Thousands died and more than 13 million people fell ill with malaria caused by the parasite Plasmodium vivax last year. There is no vaccine for the disease, partly because multiple strains of P. vivax circulate globally, making it difficult to develop a vaccine. Now, researchers studying a protein crucial for the parasite’s survival have found two portions of that protein that do not vary across many strains. Antibodies against these portions of the protein protect against disease, according to researchers at Washington University School of Medicine in St. Louis. The study is available online in the Proceedings of the National Academy of Sciences.
“This protein – called Duffy binding protein – is the most promising target for vaccine development because it is almost impossible for the parasite to cause infection without it,” said Niraj Tolia, associate professor of molecular microbiology and the study’s senior author.
If the parasite does not bind to the human protein – either because antibodies block the binding site or because the human protein is missing – the parasite is unable to cause disease.
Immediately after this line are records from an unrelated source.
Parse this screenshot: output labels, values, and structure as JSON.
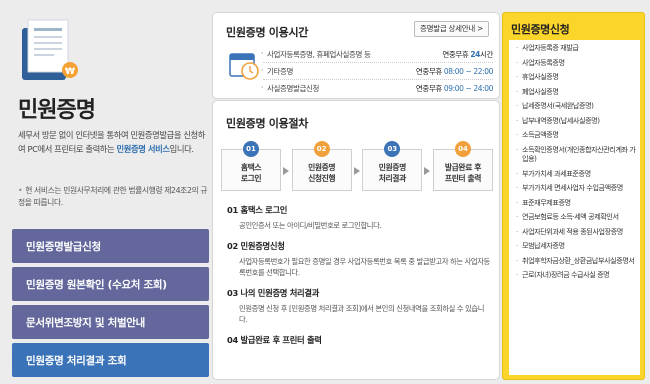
{
  "left": {
    "title": "민원증명",
    "desc_part1": "세무서 방문 없이 인터넷을 통하여 민원증명발급을 신청하여 PC에서 프린터로 출력하는 ",
    "desc_highlight": "민원증명 서비스",
    "desc_part2": "입니다.",
    "note": "현 서비스는 민원사무처리에 관한 법률시행령 제24조2의 규정을 따릅니다.",
    "menu": [
      "민원증명발급신청",
      "민원증명 원본확인 (수요처 조회)",
      "문서위변조방지 및 처벌안내",
      "민원증명 처리결과 조회"
    ]
  },
  "hours": {
    "title": "민원증명 이용시간",
    "detail_button": "증명발급 상세안내 >",
    "rows": [
      {
        "label": "사업자등록증명, 휴폐업사실증명 등",
        "val_prefix": "연중무휴 ",
        "val_time": "24",
        "val_suffix": "시간"
      },
      {
        "label": "기타증명",
        "val_prefix": "연중무휴 ",
        "val_time": "08:00 ~ 22:00",
        "val_suffix": ""
      },
      {
        "label": "사실증명발급신청",
        "val_prefix": "연중무휴 ",
        "val_time": "09:00 ~ 24:00",
        "val_suffix": ""
      }
    ]
  },
  "procedure": {
    "title": "민원증명 이용절차",
    "steps": [
      {
        "num": "01",
        "label": "홈택스\n로그인",
        "color": "#3b73b8"
      },
      {
        "num": "02",
        "label": "민원증명\n신청진행",
        "color": "#f0a13c"
      },
      {
        "num": "03",
        "label": "민원증명\n처리결과",
        "color": "#3b73b8"
      },
      {
        "num": "04",
        "label": "발급완료 후\n프린터 출력",
        "color": "#f0a13c"
      }
    ],
    "items": [
      {
        "head": "01 홈택스 로그인",
        "body": "공인인증서 또는 아이디/비밀번호로 로그인합니다."
      },
      {
        "head": "02 민원증명신청",
        "body": "사업자등록번호가 필요한 증명일 경우 사업자등록번호 목록 중 발급받고자 하는 사업자등록번호를 선택합니다."
      },
      {
        "head": "03 나의 민원증명 처리결과",
        "body": "민원증명 신청 후 [민원증명 처리결과 조회]에서 본인의 신청내역을 조회하실 수 있습니다."
      },
      {
        "head": "04 발급완료 후 프린터 출력",
        "body": ""
      }
    ]
  },
  "application": {
    "title": "민원증명신청",
    "items": [
      "사업자등록증 재발급",
      "사업자등록증명",
      "휴업사실증명",
      "폐업사실증명",
      "납세증명서(국세완납증명)",
      "납부내역증명(납세사실증명)",
      "소득금액증명",
      "소득확인증명서(개인종합자산관리계좌 가입용)",
      "부가가치세 과세표준증명",
      "부가가치세 면세사업자 수입금액증명",
      "표준재무제표증명",
      "연금보험료등 소득·세액 공제확인서",
      "사업자단위과세 적용 종된사업장증명",
      "모범납세자증명",
      "취업후학자금상환_상환금납부사실증명서",
      "근로(자녀)장려금 수급사실 증명"
    ]
  }
}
P. vivax is found all over the world, but it causes relatively little disease in Africa, where many people lack this specific protein on their red blood cells.
Tolia and colleagues studied three antibodies that are known to prevent a range of binding proteins from latching on to the human protein, and identified the portion of the binding protein to which the antibodies were bound. Two antibodies bound to the same portion, or epitope, while the third bound at another spot. “Our study helps define what we should be targeting to get universal protection,” Tolia said.